Maarten Baas is worth your Time at DDW 2016

What starts as a retrospective exhibition of Maarten Baas’ work fast turns into exhibition in sync with his, probably so far most famous project, “Real Time”. With the support of other fellow artists such as Iris van Herpen and Theo Jansen, Maarten Baas makes a strong point on perception of time, be it real or unreal, and its content. A well deserved applause from the visitors of the Dutch Design Week 2016 at the VDMA building in Eindhoven.

See more of his works at


DAE Graduation Show at Dutch Design Week 2016 : what we learned we shall not forget

My review on the Design Academy Eindhoven Graduation Show 2016 as part of Dutch Design Week 22-30 Oct 2016.

Ironically the title of the show leads to the heart of the problem consciously so or not. “In need of … “. For it has everything but content.

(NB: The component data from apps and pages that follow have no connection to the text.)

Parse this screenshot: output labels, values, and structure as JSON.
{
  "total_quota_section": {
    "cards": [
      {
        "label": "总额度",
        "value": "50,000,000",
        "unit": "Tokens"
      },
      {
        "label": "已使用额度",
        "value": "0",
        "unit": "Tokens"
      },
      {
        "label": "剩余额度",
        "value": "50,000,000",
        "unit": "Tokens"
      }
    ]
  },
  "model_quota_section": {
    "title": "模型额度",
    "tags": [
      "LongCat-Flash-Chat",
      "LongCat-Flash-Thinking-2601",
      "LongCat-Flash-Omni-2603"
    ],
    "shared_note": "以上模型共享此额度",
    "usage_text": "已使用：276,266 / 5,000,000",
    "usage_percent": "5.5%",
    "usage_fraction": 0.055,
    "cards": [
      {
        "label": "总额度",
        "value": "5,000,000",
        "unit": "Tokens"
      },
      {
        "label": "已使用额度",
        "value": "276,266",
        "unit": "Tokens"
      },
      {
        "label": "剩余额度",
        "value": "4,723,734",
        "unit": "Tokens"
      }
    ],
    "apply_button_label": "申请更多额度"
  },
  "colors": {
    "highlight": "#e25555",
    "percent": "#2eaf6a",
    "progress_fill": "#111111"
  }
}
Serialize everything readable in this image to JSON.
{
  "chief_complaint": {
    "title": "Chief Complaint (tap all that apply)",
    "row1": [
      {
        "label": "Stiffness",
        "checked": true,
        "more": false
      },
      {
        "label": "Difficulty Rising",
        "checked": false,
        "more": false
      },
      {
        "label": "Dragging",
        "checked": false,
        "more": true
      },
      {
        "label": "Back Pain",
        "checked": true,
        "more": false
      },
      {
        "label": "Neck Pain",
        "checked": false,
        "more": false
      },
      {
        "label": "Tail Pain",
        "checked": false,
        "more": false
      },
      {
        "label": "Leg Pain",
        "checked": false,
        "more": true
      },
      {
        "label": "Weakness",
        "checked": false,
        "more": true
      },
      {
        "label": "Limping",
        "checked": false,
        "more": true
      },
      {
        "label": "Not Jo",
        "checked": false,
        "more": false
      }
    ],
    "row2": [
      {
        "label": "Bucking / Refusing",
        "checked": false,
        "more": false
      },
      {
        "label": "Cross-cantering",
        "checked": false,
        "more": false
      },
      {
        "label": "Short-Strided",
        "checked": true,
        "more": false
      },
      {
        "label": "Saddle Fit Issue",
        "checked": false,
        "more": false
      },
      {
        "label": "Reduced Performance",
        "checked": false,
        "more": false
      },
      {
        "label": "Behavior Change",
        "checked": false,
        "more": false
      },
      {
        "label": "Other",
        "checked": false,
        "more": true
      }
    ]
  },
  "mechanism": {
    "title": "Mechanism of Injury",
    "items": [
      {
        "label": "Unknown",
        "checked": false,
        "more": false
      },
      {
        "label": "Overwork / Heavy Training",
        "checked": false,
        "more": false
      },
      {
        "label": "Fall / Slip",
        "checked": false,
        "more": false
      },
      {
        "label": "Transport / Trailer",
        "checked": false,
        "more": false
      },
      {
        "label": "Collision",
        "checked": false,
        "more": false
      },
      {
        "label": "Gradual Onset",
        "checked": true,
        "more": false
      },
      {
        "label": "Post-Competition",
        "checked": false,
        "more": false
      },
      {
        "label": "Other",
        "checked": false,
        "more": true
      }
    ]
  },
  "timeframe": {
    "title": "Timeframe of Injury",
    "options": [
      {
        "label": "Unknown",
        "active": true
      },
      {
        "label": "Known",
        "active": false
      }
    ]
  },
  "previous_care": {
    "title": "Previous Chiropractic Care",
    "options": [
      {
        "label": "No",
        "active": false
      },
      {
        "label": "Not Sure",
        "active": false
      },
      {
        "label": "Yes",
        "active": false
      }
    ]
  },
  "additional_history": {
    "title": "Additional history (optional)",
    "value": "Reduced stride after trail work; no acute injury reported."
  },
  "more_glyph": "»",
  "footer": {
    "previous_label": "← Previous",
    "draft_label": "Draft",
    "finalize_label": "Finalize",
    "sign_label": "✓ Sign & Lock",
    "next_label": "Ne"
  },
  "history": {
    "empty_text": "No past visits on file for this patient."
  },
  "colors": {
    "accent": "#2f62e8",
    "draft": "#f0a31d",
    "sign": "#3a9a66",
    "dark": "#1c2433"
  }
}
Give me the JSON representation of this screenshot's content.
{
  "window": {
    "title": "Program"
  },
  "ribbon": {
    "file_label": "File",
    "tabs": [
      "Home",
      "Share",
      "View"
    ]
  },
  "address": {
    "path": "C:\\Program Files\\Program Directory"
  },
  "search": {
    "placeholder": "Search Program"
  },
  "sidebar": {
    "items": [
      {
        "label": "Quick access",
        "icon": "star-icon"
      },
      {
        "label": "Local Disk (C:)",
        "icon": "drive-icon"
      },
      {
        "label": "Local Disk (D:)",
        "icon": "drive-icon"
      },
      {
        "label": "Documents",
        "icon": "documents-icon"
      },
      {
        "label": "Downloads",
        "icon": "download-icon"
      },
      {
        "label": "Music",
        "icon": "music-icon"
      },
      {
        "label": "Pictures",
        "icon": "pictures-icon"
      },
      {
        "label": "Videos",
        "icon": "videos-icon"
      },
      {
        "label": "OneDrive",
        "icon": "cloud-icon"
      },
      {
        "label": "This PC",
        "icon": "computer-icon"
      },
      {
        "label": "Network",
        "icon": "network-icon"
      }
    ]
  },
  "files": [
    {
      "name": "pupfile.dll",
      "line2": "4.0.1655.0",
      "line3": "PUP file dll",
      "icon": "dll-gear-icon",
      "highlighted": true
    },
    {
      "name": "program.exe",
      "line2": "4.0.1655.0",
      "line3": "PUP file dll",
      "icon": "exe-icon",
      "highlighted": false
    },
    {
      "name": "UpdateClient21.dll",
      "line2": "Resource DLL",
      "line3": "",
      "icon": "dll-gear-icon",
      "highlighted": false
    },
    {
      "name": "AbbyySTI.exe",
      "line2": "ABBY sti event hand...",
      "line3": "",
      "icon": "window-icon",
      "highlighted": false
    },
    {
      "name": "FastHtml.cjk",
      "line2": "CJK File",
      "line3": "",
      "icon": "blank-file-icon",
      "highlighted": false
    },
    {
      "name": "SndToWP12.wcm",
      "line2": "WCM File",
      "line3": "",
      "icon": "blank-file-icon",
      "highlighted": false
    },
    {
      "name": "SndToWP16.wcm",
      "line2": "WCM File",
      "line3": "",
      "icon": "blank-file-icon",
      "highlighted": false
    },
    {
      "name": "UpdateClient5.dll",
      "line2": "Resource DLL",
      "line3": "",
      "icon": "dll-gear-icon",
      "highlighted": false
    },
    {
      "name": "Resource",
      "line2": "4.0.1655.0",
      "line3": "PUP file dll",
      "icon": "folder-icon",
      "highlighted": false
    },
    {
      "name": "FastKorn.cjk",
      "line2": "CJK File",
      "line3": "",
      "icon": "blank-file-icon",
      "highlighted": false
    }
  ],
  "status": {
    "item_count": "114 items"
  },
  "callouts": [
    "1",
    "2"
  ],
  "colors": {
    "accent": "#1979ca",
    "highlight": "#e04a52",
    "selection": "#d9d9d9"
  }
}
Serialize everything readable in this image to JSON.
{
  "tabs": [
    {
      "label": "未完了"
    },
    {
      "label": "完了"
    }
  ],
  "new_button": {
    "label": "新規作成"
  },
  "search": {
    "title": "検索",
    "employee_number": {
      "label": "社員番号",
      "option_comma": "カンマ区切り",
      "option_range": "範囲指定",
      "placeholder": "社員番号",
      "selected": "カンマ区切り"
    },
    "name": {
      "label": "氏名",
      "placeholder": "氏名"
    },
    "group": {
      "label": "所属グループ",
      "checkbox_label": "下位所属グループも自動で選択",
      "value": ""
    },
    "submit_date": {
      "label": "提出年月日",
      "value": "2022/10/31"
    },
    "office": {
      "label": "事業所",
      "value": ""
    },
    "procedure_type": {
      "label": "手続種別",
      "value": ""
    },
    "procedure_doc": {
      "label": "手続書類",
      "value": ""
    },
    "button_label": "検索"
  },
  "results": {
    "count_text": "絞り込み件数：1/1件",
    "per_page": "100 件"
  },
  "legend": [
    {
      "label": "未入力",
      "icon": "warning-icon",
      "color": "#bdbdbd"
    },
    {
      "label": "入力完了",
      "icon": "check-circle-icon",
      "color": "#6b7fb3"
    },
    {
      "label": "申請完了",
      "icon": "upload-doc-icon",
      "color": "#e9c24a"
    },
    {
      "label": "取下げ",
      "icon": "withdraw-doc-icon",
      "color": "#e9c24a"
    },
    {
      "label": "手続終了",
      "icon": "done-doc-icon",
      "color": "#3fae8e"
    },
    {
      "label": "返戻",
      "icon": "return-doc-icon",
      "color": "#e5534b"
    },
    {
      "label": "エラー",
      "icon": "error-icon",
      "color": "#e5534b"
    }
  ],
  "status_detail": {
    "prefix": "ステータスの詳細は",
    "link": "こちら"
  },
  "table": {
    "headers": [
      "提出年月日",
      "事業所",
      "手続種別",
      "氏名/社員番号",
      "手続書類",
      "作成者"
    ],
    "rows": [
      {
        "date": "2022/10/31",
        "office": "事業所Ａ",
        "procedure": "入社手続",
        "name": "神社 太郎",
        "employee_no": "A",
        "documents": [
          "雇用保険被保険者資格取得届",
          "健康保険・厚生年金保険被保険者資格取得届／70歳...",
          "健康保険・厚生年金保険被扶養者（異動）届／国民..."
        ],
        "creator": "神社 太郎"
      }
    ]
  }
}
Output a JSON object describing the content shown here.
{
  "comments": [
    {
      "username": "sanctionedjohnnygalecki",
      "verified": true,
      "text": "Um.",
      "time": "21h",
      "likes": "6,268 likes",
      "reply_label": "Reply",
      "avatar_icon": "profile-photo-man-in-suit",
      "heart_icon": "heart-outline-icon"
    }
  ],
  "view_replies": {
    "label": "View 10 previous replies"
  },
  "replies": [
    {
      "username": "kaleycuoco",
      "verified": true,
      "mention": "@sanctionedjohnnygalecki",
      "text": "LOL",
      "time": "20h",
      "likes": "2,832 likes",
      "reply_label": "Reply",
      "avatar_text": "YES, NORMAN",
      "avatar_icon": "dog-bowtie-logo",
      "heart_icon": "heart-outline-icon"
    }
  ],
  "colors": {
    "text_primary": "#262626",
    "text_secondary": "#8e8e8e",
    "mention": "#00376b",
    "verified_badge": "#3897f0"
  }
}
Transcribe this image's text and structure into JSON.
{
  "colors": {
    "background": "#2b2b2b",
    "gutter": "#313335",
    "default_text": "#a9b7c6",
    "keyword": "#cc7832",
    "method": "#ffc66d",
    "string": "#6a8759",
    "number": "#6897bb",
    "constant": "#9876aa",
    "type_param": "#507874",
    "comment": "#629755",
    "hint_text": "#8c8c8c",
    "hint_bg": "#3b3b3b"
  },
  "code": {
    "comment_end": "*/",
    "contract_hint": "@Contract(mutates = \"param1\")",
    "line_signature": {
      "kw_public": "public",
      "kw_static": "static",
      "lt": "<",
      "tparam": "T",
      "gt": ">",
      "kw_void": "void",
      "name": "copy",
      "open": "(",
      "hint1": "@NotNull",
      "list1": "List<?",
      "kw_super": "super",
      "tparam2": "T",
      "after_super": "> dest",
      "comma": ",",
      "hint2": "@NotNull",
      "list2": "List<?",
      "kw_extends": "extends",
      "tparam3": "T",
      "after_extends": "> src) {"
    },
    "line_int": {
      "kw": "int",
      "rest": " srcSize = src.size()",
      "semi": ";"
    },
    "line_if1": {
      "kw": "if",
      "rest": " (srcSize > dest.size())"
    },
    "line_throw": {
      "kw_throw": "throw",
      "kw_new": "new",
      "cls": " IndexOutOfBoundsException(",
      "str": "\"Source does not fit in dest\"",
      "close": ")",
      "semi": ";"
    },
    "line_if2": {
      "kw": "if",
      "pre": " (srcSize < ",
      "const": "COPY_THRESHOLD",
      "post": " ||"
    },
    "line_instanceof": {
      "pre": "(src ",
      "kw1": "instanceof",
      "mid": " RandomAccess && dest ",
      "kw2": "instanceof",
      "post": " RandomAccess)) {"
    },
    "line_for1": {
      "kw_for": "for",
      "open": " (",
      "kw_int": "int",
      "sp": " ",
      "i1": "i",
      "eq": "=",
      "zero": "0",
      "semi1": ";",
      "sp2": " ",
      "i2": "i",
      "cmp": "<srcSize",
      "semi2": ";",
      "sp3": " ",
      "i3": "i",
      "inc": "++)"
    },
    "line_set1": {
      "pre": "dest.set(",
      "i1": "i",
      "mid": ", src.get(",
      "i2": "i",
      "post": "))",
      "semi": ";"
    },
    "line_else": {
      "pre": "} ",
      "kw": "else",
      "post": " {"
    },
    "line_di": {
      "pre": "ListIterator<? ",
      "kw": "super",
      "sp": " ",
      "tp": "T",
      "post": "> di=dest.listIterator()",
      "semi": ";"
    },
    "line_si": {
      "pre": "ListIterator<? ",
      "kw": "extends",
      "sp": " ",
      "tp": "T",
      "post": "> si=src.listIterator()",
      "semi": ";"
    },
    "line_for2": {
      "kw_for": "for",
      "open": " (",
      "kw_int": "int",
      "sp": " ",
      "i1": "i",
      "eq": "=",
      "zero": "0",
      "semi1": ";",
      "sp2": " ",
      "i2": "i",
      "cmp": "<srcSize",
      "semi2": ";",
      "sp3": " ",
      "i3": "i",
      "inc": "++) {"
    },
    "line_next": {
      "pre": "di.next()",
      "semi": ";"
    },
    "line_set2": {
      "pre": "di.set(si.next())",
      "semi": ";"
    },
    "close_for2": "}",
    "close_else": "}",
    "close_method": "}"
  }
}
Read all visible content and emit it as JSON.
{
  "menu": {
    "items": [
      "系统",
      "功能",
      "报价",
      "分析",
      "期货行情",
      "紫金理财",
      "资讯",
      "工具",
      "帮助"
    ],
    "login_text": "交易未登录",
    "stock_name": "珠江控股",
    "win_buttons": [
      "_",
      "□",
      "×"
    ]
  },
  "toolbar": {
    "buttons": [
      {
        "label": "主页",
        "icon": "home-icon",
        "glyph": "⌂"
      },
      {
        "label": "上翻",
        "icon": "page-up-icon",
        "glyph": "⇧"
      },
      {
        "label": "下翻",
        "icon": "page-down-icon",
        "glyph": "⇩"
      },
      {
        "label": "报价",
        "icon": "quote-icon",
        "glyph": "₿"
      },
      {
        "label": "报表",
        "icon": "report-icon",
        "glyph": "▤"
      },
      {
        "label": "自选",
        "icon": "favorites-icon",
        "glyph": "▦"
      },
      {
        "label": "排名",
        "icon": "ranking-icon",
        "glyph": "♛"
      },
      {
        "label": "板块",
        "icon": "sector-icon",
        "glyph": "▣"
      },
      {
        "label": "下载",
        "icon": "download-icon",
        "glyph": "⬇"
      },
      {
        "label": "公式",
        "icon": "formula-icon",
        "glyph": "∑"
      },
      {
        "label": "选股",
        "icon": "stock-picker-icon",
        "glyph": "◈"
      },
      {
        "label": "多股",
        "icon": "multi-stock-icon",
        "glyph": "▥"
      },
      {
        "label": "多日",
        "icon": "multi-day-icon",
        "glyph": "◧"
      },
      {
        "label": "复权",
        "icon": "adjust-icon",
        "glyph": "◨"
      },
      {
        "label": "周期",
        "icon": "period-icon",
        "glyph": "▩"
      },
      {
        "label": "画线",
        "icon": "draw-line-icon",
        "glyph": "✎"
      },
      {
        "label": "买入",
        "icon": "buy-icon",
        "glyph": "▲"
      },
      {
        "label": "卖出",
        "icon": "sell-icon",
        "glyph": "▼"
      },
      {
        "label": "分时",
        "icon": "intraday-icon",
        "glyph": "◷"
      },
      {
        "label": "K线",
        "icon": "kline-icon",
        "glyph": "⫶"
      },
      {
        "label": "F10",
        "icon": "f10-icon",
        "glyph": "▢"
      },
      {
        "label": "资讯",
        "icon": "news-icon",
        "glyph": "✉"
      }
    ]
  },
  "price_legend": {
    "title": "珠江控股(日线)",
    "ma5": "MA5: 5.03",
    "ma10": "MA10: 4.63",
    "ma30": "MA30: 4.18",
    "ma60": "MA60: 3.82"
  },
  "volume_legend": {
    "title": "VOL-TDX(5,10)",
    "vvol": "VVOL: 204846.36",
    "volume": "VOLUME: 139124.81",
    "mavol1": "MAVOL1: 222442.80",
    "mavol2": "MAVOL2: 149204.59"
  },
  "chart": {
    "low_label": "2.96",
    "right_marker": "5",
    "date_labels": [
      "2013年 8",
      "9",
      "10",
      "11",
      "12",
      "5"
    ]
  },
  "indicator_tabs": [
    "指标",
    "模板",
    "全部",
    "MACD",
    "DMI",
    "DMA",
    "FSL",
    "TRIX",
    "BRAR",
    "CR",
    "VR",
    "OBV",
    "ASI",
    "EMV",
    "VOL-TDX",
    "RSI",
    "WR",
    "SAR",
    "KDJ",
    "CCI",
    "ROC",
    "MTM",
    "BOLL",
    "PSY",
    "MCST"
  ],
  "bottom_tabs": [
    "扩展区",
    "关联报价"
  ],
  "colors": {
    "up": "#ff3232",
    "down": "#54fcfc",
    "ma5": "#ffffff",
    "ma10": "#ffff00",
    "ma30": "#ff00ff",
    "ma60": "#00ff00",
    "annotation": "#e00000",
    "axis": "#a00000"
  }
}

The everlasting spirit of modernism hasn’t left the building, the teachers nor the students and their work. Recycled ideas of recycling and design denial. The exhibition predicts a dutch design in ashes.
Nevertheless, however the poorness of quality projects or lack of innovative and fresh ideas, the show is considered a success by its own standards.
Dutch design keeps sustaining itself on the shoulders of its predecessors and their rich benefactors. Still the future actors of dutch design seem to have learned only one thing – namely how to sell. You will probably never encounter an art / design educational institution exhibition with so much commercialism and ego. Each project is for sale, before even being developed.
A necessary skill no doubt, but so is good design concepts and they seem to be on extinction in DAE.

La Biennale di Venezia 2016 : Reporting from a single front

My impressions from the Venice architectural biennale 2016, curated by Alejandro Aravena with the topic “Reporting from the Front”.

On the one hand the exhibition had understandably very positive reaction – after all for the first time in a very long time the biennale was addressing topics ..which would make us feel better bout ourselves simply discussing it. It was very political, but at the same time not political at all – too vague to give solutions and still to elitarian. On diplay were solutions to problems which the general public wasn’t fully aware of – partially also responsibility of the exhibition. 

On the other hand it killed all dreams. the biennale should be that one exhibition which gathers all architects from around the world and inspires them for a new year of creativity and bold ideas despite the harsh reality of contractors, budget and… lets face it – gravity.